__TASK BRIEF__. I need the lines from the one containing "Output a JSON" through the last line of the entries retyped exactly, with no pictures among them.

__PROVIDED DATA__.
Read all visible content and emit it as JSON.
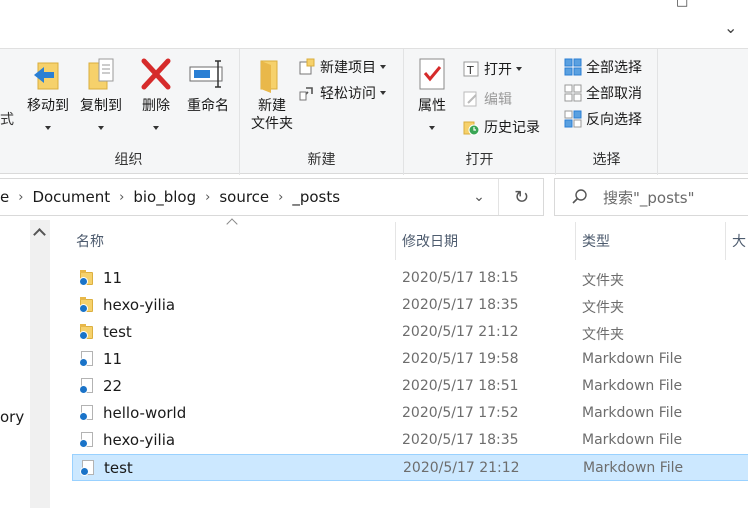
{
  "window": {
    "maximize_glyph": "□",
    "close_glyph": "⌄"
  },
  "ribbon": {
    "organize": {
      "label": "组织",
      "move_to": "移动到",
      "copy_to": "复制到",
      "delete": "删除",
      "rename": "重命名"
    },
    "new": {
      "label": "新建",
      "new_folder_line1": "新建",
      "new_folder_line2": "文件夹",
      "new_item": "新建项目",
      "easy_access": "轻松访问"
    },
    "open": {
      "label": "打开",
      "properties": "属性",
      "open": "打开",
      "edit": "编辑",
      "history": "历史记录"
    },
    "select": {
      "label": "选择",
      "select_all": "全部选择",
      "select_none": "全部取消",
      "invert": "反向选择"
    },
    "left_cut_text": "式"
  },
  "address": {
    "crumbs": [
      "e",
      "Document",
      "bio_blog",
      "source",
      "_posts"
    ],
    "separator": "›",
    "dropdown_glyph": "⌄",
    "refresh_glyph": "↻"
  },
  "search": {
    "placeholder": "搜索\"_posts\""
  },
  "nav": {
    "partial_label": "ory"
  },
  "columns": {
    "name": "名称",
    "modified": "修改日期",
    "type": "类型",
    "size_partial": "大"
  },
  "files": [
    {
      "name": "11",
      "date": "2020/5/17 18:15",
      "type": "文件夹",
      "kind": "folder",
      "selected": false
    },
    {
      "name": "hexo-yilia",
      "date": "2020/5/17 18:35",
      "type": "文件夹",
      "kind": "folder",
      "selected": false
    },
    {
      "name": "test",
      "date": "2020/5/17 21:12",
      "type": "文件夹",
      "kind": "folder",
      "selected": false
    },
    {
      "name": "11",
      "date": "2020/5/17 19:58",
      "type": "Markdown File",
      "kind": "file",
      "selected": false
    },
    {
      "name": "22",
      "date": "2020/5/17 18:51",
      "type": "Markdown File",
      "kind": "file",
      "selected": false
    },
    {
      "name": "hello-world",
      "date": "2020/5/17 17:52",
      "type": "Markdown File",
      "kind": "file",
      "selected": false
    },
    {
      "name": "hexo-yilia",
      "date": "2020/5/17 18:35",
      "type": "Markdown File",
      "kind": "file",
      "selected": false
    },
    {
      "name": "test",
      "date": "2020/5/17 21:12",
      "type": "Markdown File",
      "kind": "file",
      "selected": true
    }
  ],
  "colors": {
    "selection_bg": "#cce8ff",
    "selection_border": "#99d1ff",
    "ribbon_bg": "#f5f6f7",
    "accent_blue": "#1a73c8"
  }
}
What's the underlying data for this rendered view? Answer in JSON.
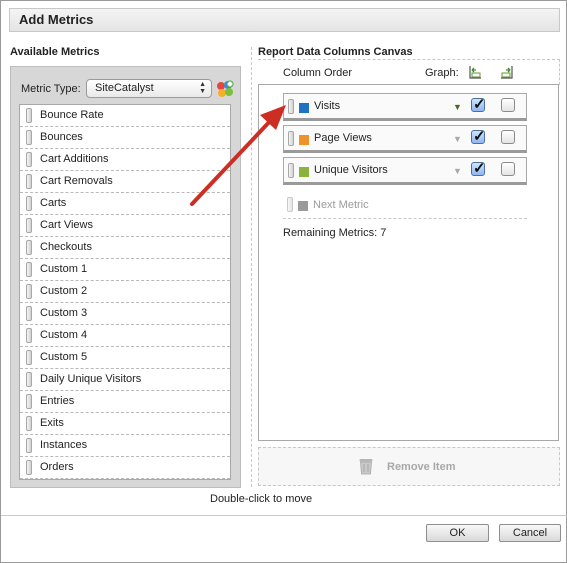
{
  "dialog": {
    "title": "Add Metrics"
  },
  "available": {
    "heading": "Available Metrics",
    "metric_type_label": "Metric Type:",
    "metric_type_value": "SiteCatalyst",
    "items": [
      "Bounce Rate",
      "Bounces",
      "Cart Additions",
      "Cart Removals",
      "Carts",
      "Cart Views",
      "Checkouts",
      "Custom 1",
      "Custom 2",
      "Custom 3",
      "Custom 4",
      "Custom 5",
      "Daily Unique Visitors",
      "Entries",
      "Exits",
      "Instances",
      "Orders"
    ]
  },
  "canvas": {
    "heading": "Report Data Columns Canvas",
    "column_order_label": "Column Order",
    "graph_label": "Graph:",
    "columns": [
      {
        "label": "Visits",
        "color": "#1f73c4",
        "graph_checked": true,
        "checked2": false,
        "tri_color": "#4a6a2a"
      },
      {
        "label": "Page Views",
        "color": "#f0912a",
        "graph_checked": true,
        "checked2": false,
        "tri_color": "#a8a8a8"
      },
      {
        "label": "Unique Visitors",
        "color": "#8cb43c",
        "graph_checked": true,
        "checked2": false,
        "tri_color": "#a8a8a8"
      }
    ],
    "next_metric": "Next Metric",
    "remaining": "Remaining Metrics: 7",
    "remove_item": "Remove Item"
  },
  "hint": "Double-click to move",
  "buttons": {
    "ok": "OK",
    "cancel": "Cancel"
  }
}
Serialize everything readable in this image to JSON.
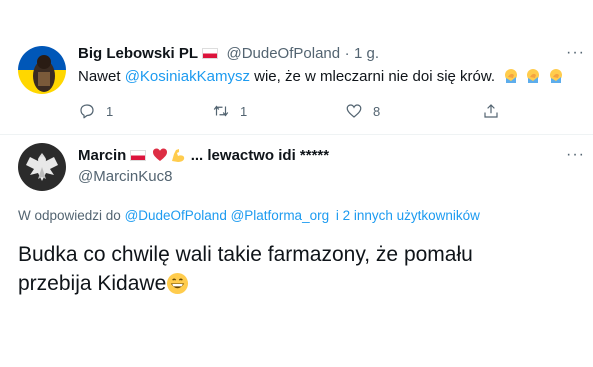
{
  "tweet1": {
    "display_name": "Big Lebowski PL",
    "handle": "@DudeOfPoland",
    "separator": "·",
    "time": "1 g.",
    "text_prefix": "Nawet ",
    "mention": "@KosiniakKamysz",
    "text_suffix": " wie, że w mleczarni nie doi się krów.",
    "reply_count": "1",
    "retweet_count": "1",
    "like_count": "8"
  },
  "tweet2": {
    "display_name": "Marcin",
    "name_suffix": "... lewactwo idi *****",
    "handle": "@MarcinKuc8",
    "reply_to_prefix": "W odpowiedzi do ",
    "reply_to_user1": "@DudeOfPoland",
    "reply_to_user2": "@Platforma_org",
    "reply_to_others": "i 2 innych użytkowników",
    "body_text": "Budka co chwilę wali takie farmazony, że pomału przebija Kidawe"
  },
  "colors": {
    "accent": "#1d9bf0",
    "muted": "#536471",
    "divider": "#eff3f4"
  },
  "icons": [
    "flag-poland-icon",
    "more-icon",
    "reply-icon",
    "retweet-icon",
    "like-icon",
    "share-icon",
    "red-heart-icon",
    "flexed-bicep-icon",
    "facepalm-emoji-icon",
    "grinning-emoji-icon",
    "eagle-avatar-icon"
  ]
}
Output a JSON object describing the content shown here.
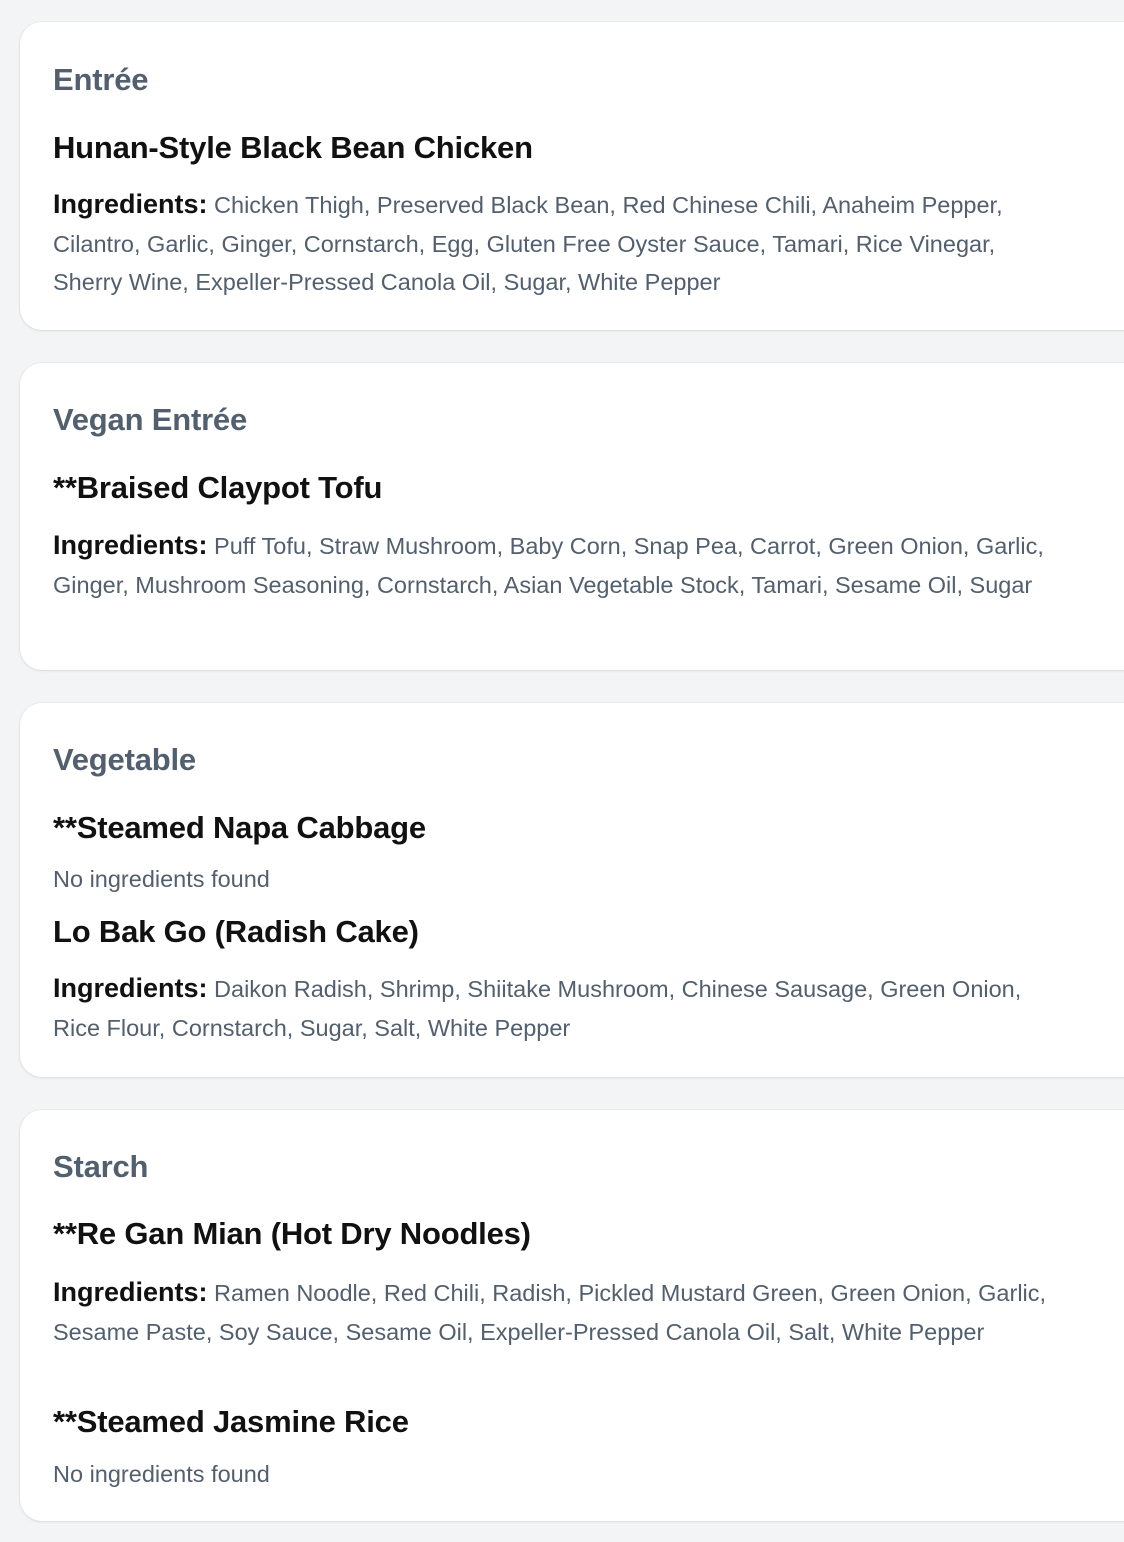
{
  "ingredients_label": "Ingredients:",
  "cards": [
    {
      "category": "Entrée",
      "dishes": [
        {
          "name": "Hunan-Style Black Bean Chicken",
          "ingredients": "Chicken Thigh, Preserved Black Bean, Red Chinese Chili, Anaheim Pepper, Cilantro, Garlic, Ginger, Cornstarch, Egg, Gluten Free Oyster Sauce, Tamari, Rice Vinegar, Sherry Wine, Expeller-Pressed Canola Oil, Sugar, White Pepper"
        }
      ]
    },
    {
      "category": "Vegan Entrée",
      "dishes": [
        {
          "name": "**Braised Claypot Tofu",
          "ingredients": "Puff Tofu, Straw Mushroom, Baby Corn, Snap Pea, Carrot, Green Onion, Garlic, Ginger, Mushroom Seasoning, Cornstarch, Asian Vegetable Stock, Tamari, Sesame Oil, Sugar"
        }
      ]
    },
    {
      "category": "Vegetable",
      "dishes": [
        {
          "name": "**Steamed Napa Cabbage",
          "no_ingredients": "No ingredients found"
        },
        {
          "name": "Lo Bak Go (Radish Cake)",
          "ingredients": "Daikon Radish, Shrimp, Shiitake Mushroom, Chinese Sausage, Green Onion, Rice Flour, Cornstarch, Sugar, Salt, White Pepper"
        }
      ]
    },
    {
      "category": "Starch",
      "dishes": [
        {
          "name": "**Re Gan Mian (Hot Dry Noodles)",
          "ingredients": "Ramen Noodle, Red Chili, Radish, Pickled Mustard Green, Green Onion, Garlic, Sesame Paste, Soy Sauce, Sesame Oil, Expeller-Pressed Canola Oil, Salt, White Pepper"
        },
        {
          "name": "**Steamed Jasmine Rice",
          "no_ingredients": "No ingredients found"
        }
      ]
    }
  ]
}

__TASK RESULT__.
Output a JSON object describing the content shown here.
{
  "ingredients_label": "Ingredients:",
  "cards": [
    {
      "category": "Entrée",
      "dishes": [
        {
          "name": "Hunan-Style Black Bean Chicken",
          "ingredients": "Chicken Thigh, Preserved Black Bean, Red Chinese Chili, Anaheim Pepper, Cilantro, Garlic, Ginger, Cornstarch, Egg, Gluten Free Oyster Sauce, Tamari, Rice Vinegar, Sherry Wine, Expeller-Pressed Canola Oil, Sugar, White Pepper"
        }
      ]
    },
    {
      "category": "Vegan Entrée",
      "dishes": [
        {
          "name": "**Braised Claypot Tofu",
          "ingredients": "Puff Tofu, Straw Mushroom, Baby Corn, Snap Pea, Carrot, Green Onion, Garlic, Ginger, Mushroom Seasoning, Cornstarch, Asian Vegetable Stock, Tamari, Sesame Oil, Sugar"
        }
      ]
    },
    {
      "category": "Vegetable",
      "dishes": [
        {
          "name": "**Steamed Napa Cabbage",
          "no_ingredients": "No ingredients found"
        },
        {
          "name": "Lo Bak Go (Radish Cake)",
          "ingredients": "Daikon Radish, Shrimp, Shiitake Mushroom, Chinese Sausage, Green Onion, Rice Flour, Cornstarch, Sugar, Salt, White Pepper"
        }
      ]
    },
    {
      "category": "Starch",
      "dishes": [
        {
          "name": "**Re Gan Mian (Hot Dry Noodles)",
          "ingredients": "Ramen Noodle, Red Chili, Radish, Pickled Mustard Green, Green Onion, Garlic, Sesame Paste, Soy Sauce, Sesame Oil, Expeller-Pressed Canola Oil, Salt, White Pepper"
        },
        {
          "name": "**Steamed Jasmine Rice",
          "no_ingredients": "No ingredients found"
        }
      ]
    }
  ]
}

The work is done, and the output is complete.